McCorkle Creek, at the East side of Vienna, Illinois, was a camping site in 1838 for those traveling on the Trail. The land owner, Mr. Joseph McCorkle, gave the Cherokee permission to camp there. Additionally, he operated a grist mill on the creek, where the Cherokee traded for food. It was at this location on December 26, 1838, that the detachment that Reverend Butrick was travelling with that they learned of the ice on the Mississippi River and the delay in prior detachments in crossing the river.
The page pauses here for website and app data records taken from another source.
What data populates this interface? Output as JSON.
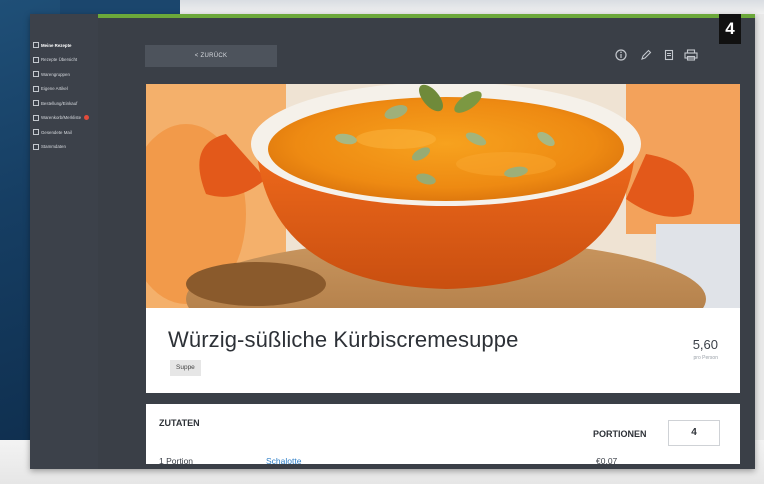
{
  "back_button": {
    "label": "< ZURÜCK"
  },
  "step_badge": "4",
  "sidebar": {
    "items": [
      {
        "label": "Meine Rezepte"
      },
      {
        "label": "Rezepte Übersicht"
      },
      {
        "label": "Warengruppen"
      },
      {
        "label": "Eigene Artikel"
      },
      {
        "label": "Bestellung/Einkauf"
      },
      {
        "label": "Warenkorb/Merkliste"
      },
      {
        "label": "Gesendete Mail"
      },
      {
        "label": "Stammdaten"
      }
    ]
  },
  "toolbar": {
    "icons": [
      "info-icon",
      "edit-icon",
      "print-list-icon",
      "printer-icon"
    ]
  },
  "recipe": {
    "title": "Würzig-süßliche Kürbiscremesuppe",
    "tag": "Suppe",
    "price": "5,60",
    "price_unit": "pro Person"
  },
  "ingredients": {
    "heading": "ZUTATEN",
    "portions_label": "PORTIONEN",
    "portions_value": "4",
    "rows": [
      {
        "qty": "1 Portion",
        "name": "Schalotte",
        "cost": "€0,07"
      }
    ]
  },
  "colors": {
    "accent": "#6ca83a",
    "sidebar_bg": "#3c414a",
    "main_bg": "#3a3f47",
    "link": "#2f7fc7",
    "notification": "#e24b3b"
  }
}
7. Camp Ground Church In the early 1800s, this location was a well-known camping spot due to the nearby springs. During removal, thousands of Cherokee camped here on their trek west. It is believed that some died and are buried at this site.
Contact info
Phone: (618) 833-9000 Address: 50 Tunnel Ln;Anna, IL 62906

8. Mississippi River Bridge
Take the bridge across the Mississippi River to end at Cape Girardeau. This was the historic crossing where many Cherokee were finally able to cross the mississippi.
Contact info
Address: County rd. 146 (Shawnee Pkwy), MO

9. Cape Girardeau (end)
Thousand of Cherokee from several detachments passed through Cape Girardeau on their way west. This is the end of your two-day itinerary. Feel free to explore the city and its rich history.

Last updated: June 22, 2016

Contact the Park

Mailing Address:

National Trails Intermountain Region
Trail of Tears National Historic Trail
PO Box 728

Santa Fe, NM 87504


(505) 988-6098

Contact Us